Fifteen years ago, he was “Rufus the Stunt Bum,” a homeless alcoholic goaded into degrading and damaging antics by young men with video cameras.
Then Rufus Hannah turned his life around. He stopped drinking and became an advocate for the homeless. He got married, co-authored a book, reconnected with his family.
He seemed headed for a happy ending.
But Hannah was killed Oct. 4 when the car he was riding in with his sister was struck by a truck not far from their home in Adrian, Ga. He was 62.
“It’s just the saddest thing ever,” said Barry Soper, a San Diego businessman who befriended Hannah when he was on the streets and steered him toward sobriety. “To have come that far, and then to have this happen.”
Born Nov. 27, 1954, in Swainsboro, Ga., Hannah moved around as a child and found comfort in drinking. “Some kids are born with silver spoons in their mouths,” he wrote in “A Bum Deal,” a 2010 memoir he co-authored with Soper. “I was born with a beer bottle in mine.”
He dropped out of high school at 14 and worked construction, then enlisted at age 27 in the Army. An injury during basic training led to his discharge and a deeper descent into the bottle.
Homeless, he drifted to California and wound up in San Diego, where he and a buddy, Donnie Brennan, drew the attention of an aspiring filmmaker who paid them $10 to perform stunts. Brawling with each other. Riding in shopping carts down stairs. Jumping off buildings. Running head-first into brick walls.
Packaged into a 2002 video called “Bumfights,” the footage was a cult sensation that led to several sequels; collectively the films sold hundreds of thousands of copies and spawned a drinking game among college students watching them: Toss a shot back every time Hannah — toothless, wild-haired, the letters B-U-M-F-I-G-H-T tattooed across his knuckles — falls down.
The films also drew the attention of homeless advocates, who blamed them for helping to spark a wave of violence against transients, and law enforcement officials, who charged four men involved in producing the videos with conspiring to stage illegal fights, a misdemeanor.
They pleaded guilty, and two of them were eventually jailed for failing to complete their community service. The filmmakers also paid $300,000 to settle a civil suit filed on behalf of the homeless men.
By then, Hannah had started to change course, thanks to a budding friendship with Soper. They’d met one day when Hannah was sifting through a Dumpster for aluminum cans at a townhome building Soper owns in San Diego.
Rather than run him off, Soper hired him to do odd jobs around the complex.
“He opened my heart to the less fortunate,” Soper said.
After a doctor told Hannah he would be dead within a year if he didn’t stop drinking, Soper reinforced the point by taking him to a local mortuary.
“Get into rehab,” Soper told him, “or pick out your casket.”
He chose rehab. He went to work for Soper as an assistant manager at the townhome complex. He married a former girlfriend, the mother of two of his children. He toured the country as an advocate for the homeless, speaking at high schools and colleges.

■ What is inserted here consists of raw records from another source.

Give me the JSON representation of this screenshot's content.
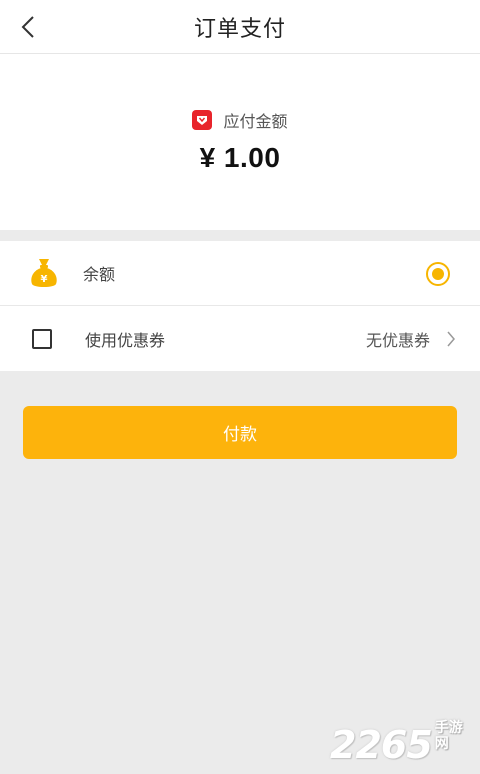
{
  "header": {
    "title": "订单支付"
  },
  "amount": {
    "label": "应付金额",
    "value": "¥ 1.00"
  },
  "options": {
    "balance_label": "余额",
    "balance_selected": true,
    "coupon_label": "使用优惠券",
    "coupon_checked": false,
    "coupon_value": "无优惠券"
  },
  "pay_button": {
    "label": "付款"
  },
  "watermark": {
    "number": "2265",
    "text": "手游网"
  },
  "colors": {
    "accent": "#fdb30c",
    "amount_icon": "#e8242b",
    "background": "#ebebeb"
  }
}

About three years ago, he moved to Georgia to be closer to family.
Survivors include four children. He was predeceased by his wife and a son, Eric.
Wilkens writes for the San Diego Union-Tribune.